[Task item] Nothing but an exact reprint of the records is to be returned.

[Data listing]

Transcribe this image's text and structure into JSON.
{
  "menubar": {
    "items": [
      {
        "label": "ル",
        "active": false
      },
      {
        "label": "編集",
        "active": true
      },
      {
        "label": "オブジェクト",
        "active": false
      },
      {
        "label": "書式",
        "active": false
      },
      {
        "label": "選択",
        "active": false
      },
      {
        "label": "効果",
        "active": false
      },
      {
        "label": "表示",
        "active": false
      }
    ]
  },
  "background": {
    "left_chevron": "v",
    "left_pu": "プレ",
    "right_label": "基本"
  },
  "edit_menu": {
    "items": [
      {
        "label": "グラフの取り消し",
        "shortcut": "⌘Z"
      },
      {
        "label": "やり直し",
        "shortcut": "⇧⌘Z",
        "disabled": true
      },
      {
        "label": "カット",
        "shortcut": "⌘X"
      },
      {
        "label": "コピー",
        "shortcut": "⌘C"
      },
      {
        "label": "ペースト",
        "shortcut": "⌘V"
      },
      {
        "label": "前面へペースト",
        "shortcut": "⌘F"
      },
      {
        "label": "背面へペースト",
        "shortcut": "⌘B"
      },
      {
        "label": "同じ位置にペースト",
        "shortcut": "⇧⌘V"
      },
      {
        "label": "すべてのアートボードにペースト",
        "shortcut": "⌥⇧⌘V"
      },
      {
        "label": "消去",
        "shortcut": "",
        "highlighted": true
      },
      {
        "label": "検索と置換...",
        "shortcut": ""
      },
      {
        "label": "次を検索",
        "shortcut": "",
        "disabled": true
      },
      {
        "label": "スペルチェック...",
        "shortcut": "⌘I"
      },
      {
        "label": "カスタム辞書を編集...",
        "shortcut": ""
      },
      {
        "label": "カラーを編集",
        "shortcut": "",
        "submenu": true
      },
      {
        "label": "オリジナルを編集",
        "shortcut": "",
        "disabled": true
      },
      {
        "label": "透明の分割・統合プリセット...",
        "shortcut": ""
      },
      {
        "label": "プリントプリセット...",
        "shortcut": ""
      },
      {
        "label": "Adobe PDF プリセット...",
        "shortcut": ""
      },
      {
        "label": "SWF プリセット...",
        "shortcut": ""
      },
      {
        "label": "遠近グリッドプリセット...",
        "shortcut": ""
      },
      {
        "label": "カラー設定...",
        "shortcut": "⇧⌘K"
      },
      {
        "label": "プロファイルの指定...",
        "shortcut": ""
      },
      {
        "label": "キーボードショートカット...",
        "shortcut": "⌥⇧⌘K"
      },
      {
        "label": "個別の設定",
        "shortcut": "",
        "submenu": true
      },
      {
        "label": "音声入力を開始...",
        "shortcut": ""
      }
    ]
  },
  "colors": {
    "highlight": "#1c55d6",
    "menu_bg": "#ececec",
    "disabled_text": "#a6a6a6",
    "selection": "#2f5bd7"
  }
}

[Answer]
Transcribe this image's text and structure into JSON.
{
  "menubar": {
    "items": [
      {
        "label": "ル",
        "active": false
      },
      {
        "label": "編集",
        "active": true
      },
      {
        "label": "オブジェクト",
        "active": false
      },
      {
        "label": "書式",
        "active": false
      },
      {
        "label": "選択",
        "active": false
      },
      {
        "label": "効果",
        "active": false
      },
      {
        "label": "表示",
        "active": false
      }
    ]
  },
  "background": {
    "left_chevron": "v",
    "left_pu": "プレ",
    "right_label": "基本"
  },
  "edit_menu": {
    "items": [
      {
        "label": "グラフの取り消し",
        "shortcut": "⌘Z"
      },
      {
        "label": "やり直し",
        "shortcut": "⇧⌘Z",
        "disabled": true
      },
      {
        "label": "カット",
        "shortcut": "⌘X"
      },
      {
        "label": "コピー",
        "shortcut": "⌘C"
      },
      {
        "label": "ペースト",
        "shortcut": "⌘V"
      },
      {
        "label": "前面へペースト",
        "shortcut": "⌘F"
      },
      {
        "label": "背面へペースト",
        "shortcut": "⌘B"
      },
      {
        "label": "同じ位置にペースト",
        "shortcut": "⇧⌘V"
      },
      {
        "label": "すべてのアートボードにペースト",
        "shortcut": "⌥⇧⌘V"
      },
      {
        "label": "消去",
        "shortcut": "",
        "highlighted": true
      },
      {
        "label": "検索と置換...",
        "shortcut": ""
      },
      {
        "label": "次を検索",
        "shortcut": "",
        "disabled": true
      },
      {
        "label": "スペルチェック...",
        "shortcut": "⌘I"
      },
      {
        "label": "カスタム辞書を編集...",
        "shortcut": ""
      },
      {
        "label": "カラーを編集",
        "shortcut": "",
        "submenu": true
      },
      {
        "label": "オリジナルを編集",
        "shortcut": "",
        "disabled": true
      },
      {
        "label": "透明の分割・統合プリセット...",
        "shortcut": ""
      },
      {
        "label": "プリントプリセット...",
        "shortcut": ""
      },
      {
        "label": "Adobe PDF プリセット...",
        "shortcut": ""
      },
      {
        "label": "SWF プリセット...",
        "shortcut": ""
      },
      {
        "label": "遠近グリッドプリセット...",
        "shortcut": ""
      },
      {
        "label": "カラー設定...",
        "shortcut": "⇧⌘K"
      },
      {
        "label": "プロファイルの指定...",
        "shortcut": ""
      },
      {
        "label": "キーボードショートカット...",
        "shortcut": "⌥⇧⌘K"
      },
      {
        "label": "個別の設定",
        "shortcut": "",
        "submenu": true
      },
      {
        "label": "音声入力を開始...",
        "shortcut": ""
      }
    ]
  },
  "colors": {
    "highlight": "#1c55d6",
    "menu_bg": "#ececec",
    "disabled_text": "#a6a6a6",
    "selection": "#2f5bd7"
  }
}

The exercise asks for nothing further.